, and the case proceeded to trial on the issues of compensatory and punitive damages only, with appellant contesting the appropriateness of punitive damages. At trial appellee testified that the portion of the land covered by the fill provided the sole existing access (and the sole economically feasible possible access) to the rear of the property and was necessary both for use in his present business and for possible future development; and that for this reason, and on the basis of the sale prices of neighboring comparable property, he considered the land to be worth approximately $200,000. Appellant sought to introduce as evidence in mitigation of punitive damages the existence of an easement as a covenant running with the land; the court disallowed such evidence on the basis that it necessarily went to the issue of liability (which, by defaulting, appellant was estopped to contest), as well as of punitive damages.
A Catoosa County jury found for appellee Carter, awarding $5,000 in compensatory damages and $20,000 in punitive damages. On appeal Krystal enumerates as error the trial court's refusal to give a certain jury instruction; the introduction of evidence concerning the amount of title insurance on the Krystal property; and the refusal of the trial court to allow the introduction of evidence regarding appellee's knowledge vel non of the existence of a slope easement and other evidence of the purported easement in mitigation of punitive damages. Held:
1. Examination of the record indicates that the requested jury instruction which the court declined to give was not a correct statement of the law as adjusted to the facts of this particular case. Therefore, the court properly omitted the requested instruction from his charge to the jury, and this enumeration is without merit. Georgia Farm &c. Ins. Co. v. Burton, 176 Ga. App. 729 (337 SE2d 455) (1985)
2. The fact that there was insurance covering title to the subject property was introduced by the appellant; thereby the door was opened to cross-examination regarding the insurance. Moreover, there was testimony by appellee that the value of the land allegedly wrongfully filled by appellant was about $200,000. In this context, testimony that appellant's title to its own land was insured for $150,000 could hardly have been prejudicial to appellant even if, arguendo, its admission was error. The verdict awarded appellee a total of $25,000 in damages -- $5,000 in compensatory damages and $20,000 as punitive damages. The relatively modest size of the judgment suggests that, in determining the appropriate amount of damages, the jurors were not swayed by testimony regarding the amount of insurance available to Krystal. This enumeration is also without merit.
3. The trial court correctly refused appellant permission to question plaintiff/appellee concerning whether he knew that an easement had allegedly existed on the affected property, and also correctly refused to permit appellant to attempt to mitigate punitive damages by presenting evidence concerning the alleged existence of such an easement. Although such evidence might have affected the amount of punitive damages assessed, it also bore upon the right of recovery, which had already been established by the factum of the default. OCGA 9-11-55
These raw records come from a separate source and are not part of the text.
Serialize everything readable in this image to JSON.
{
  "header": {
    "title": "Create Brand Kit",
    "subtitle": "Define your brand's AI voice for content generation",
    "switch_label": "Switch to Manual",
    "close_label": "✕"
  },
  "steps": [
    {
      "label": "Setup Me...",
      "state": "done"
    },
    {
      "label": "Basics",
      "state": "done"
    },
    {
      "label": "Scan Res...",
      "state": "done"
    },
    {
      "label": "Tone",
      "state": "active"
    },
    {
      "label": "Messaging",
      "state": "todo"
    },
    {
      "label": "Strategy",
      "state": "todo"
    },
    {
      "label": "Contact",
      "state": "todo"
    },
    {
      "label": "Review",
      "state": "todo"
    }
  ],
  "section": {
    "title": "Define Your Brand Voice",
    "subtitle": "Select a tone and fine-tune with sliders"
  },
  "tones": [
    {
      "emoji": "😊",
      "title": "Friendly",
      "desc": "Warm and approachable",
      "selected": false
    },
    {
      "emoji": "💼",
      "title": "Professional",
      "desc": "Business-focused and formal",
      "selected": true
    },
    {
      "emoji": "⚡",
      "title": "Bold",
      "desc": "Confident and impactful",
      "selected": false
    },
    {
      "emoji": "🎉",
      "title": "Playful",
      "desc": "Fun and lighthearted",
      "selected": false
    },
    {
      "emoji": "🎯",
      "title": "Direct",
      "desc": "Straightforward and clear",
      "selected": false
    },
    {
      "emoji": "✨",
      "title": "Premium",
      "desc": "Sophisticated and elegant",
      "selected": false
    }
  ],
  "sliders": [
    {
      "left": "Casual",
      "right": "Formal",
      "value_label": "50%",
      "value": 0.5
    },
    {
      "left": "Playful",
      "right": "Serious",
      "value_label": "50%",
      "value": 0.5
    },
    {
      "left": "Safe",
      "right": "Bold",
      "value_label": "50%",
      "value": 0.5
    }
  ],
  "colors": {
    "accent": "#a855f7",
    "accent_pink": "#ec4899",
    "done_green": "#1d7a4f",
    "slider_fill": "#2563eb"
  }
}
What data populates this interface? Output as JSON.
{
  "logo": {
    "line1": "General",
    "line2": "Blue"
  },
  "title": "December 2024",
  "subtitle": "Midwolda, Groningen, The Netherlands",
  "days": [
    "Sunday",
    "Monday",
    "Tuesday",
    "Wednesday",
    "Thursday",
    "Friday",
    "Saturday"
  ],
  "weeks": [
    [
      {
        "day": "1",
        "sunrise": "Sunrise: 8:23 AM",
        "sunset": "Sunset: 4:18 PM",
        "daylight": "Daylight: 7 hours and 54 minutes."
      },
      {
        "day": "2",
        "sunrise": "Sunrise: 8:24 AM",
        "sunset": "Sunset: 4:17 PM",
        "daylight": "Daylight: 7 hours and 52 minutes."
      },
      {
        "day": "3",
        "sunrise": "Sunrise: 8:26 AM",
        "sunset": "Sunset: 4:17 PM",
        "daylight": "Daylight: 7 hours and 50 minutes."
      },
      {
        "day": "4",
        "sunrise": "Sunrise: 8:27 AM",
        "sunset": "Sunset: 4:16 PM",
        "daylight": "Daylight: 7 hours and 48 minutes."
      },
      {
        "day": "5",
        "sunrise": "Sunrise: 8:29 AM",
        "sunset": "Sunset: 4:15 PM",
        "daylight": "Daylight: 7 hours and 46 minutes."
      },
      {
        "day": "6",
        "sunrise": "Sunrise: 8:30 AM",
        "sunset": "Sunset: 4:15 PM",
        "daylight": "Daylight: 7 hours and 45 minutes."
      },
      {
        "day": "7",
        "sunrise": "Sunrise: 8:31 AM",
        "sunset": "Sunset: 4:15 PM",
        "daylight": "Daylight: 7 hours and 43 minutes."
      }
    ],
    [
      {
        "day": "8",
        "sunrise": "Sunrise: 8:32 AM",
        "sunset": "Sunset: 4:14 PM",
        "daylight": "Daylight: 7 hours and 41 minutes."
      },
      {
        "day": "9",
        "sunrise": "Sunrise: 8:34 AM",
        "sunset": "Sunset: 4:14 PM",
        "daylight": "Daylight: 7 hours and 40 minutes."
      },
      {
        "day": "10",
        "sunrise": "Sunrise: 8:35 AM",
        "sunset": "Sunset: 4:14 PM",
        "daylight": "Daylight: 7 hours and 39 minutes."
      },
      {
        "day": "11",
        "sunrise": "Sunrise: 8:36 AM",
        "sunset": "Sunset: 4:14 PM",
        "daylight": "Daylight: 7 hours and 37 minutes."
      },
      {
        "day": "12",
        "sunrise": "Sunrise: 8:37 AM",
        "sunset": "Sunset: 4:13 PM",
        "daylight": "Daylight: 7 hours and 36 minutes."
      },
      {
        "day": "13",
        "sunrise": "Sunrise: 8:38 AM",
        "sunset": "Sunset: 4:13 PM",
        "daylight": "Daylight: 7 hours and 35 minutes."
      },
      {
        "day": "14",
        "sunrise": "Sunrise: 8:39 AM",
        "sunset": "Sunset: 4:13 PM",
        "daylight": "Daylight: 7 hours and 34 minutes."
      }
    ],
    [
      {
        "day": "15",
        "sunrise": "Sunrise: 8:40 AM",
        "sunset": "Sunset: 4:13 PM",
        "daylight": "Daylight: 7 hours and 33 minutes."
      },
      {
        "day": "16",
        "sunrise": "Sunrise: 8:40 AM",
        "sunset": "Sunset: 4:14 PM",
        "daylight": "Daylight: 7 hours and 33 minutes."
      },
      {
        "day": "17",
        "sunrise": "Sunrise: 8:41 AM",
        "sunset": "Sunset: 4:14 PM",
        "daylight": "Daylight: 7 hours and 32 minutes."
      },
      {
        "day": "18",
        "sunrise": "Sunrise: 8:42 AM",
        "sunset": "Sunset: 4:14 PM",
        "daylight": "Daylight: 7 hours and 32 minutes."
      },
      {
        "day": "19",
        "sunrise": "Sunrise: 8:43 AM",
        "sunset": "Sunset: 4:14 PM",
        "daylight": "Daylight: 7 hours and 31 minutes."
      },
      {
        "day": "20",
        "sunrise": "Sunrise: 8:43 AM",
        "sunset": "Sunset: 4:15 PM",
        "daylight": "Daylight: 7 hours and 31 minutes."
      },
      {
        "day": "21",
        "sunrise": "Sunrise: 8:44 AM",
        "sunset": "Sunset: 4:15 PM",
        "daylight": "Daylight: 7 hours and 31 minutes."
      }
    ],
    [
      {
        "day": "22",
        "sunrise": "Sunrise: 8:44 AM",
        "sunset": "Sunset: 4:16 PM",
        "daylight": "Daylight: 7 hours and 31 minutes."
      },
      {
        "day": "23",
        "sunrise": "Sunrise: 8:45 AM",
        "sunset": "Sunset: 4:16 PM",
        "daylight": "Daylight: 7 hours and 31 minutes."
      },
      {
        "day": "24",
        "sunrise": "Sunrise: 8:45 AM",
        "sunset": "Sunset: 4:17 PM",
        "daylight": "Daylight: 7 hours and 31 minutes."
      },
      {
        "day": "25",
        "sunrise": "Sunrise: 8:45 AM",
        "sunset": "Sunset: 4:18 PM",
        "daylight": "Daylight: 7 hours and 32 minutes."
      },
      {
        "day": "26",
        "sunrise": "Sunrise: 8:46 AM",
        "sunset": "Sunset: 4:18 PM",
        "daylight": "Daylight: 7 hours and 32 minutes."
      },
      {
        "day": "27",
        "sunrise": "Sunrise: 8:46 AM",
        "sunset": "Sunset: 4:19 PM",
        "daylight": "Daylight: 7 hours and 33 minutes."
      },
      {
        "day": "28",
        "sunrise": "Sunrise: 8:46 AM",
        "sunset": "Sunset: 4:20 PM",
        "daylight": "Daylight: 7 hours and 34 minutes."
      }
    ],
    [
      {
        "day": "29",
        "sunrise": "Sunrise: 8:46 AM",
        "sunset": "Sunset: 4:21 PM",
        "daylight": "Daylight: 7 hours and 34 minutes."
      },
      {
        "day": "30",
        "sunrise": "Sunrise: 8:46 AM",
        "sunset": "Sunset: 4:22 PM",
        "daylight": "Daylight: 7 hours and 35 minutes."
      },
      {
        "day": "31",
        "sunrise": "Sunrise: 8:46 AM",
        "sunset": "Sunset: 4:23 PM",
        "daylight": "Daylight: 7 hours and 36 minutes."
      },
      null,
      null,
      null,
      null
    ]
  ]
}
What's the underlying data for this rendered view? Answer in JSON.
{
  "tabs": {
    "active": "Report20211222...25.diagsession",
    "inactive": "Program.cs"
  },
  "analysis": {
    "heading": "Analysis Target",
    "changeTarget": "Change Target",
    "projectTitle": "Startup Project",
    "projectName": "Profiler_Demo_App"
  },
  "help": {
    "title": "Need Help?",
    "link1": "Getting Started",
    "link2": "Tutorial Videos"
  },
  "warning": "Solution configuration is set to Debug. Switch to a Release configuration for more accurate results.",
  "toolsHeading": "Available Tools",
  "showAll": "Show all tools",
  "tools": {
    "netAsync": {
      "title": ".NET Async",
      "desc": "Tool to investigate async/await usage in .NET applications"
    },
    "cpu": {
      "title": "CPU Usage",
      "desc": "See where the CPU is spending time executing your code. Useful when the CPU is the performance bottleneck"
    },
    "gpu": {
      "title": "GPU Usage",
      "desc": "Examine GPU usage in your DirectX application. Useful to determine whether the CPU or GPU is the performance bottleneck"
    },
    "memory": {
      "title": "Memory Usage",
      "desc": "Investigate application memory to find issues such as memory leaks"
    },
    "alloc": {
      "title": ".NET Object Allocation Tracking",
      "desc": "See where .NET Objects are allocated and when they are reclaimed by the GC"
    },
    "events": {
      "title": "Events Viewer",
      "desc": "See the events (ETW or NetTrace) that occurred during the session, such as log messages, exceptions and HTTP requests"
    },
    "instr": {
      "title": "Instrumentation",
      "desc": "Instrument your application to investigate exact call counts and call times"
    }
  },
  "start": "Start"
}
(a); see also OCGA 51-12-5
; Westview Cemetery v. Blanchard, 234 Ga. 540 (216 SE2d 776) (1975)
. In this procedural situation, appellant is precluded from offering evidence which, although otherwise proper, would tend to contest the right of recovery. Whitby v. Maloy, 150 Ga. App. 575 (258 SE2d 181) (1979)
; Lee v. Morrison, 138 Ga. App. 332 (226 SE2d 124) (1976)
. Appellant's third and fourth enumerations of error are without merit.
Ross L. Hatcher III, for appellee.